Data records for software interfaces:
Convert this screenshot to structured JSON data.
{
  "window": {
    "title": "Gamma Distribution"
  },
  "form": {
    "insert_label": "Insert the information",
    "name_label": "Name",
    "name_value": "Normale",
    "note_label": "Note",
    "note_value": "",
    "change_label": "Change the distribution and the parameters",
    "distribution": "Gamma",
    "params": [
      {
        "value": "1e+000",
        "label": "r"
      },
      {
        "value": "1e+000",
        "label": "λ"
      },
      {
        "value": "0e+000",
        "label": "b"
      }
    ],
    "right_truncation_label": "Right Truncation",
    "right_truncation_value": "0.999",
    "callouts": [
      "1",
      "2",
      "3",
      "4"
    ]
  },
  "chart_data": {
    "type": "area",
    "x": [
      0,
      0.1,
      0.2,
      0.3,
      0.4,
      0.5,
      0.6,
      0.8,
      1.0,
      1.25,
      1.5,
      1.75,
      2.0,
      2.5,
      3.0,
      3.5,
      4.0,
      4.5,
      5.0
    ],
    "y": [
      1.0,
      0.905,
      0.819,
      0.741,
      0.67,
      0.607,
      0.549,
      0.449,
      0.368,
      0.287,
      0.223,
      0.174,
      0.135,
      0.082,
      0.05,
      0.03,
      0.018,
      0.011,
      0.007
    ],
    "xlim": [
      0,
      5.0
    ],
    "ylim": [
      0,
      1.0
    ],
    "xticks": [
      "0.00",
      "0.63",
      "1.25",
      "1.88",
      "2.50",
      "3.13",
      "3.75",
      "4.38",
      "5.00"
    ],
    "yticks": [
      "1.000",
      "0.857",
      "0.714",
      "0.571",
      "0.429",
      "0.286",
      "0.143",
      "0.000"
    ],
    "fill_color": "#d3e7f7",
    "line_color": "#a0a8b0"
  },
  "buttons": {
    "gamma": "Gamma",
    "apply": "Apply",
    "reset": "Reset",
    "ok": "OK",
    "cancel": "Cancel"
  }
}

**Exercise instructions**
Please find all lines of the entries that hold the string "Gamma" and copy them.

**Task result**
    "title": "Gamma Distribution"
    "distribution": "Gamma",
    "gamma": "Gamma",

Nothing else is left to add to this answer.